◆ Assignment: Those lines of the following listing which contain the string "exercices" should be returned.

◆ Provided data:
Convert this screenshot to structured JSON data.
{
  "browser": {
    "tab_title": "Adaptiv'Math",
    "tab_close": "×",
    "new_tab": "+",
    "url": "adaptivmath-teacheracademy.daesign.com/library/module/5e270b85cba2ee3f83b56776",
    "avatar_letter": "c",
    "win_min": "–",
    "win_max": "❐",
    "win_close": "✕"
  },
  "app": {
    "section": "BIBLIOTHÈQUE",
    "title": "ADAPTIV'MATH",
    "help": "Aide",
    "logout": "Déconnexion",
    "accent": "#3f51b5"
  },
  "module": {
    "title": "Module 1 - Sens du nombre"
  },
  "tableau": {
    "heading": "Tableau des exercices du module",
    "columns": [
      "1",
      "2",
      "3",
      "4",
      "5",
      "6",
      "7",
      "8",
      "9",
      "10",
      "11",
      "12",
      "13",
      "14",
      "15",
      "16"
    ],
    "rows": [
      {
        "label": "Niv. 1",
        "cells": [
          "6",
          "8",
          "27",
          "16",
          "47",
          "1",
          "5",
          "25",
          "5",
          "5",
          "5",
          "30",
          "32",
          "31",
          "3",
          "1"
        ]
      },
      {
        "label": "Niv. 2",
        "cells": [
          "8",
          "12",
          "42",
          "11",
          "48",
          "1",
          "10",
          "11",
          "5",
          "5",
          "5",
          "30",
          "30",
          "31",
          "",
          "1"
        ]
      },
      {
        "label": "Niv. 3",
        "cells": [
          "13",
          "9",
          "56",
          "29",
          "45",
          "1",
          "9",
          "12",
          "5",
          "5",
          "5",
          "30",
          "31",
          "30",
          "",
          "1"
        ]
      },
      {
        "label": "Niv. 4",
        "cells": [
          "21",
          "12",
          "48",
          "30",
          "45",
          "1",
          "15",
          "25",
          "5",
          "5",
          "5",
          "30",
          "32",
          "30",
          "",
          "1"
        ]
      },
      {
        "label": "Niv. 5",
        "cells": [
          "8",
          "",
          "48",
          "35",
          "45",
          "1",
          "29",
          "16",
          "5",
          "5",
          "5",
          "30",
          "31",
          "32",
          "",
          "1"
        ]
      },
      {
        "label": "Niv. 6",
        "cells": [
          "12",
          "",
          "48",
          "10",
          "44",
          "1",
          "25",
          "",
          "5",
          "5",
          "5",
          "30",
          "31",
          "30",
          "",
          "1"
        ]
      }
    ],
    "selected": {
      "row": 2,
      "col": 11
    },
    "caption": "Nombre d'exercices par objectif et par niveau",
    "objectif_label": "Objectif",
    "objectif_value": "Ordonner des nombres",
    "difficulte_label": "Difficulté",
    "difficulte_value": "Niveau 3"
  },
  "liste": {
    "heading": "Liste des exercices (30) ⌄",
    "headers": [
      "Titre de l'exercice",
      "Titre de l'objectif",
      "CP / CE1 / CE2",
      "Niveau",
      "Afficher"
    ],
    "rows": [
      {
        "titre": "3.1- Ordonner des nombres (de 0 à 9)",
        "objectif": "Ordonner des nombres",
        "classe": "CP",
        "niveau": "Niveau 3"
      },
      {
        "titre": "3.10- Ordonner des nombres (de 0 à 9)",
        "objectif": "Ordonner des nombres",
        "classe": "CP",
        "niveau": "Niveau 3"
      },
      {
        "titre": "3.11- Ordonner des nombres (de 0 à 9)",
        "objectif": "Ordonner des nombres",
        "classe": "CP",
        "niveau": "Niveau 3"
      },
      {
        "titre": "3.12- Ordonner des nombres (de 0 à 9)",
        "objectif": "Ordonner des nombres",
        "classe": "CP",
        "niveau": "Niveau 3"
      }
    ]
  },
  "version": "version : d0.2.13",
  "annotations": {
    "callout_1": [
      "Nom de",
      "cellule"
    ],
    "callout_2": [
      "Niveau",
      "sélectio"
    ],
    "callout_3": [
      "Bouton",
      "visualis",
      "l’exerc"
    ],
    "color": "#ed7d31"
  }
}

◆ Solution to the exercise:
    "heading": "Tableau des exercices du module",
    "caption": "Nombre d'exercices par objectif et par niveau",
    "heading": "Liste des exercices (30) ⌄",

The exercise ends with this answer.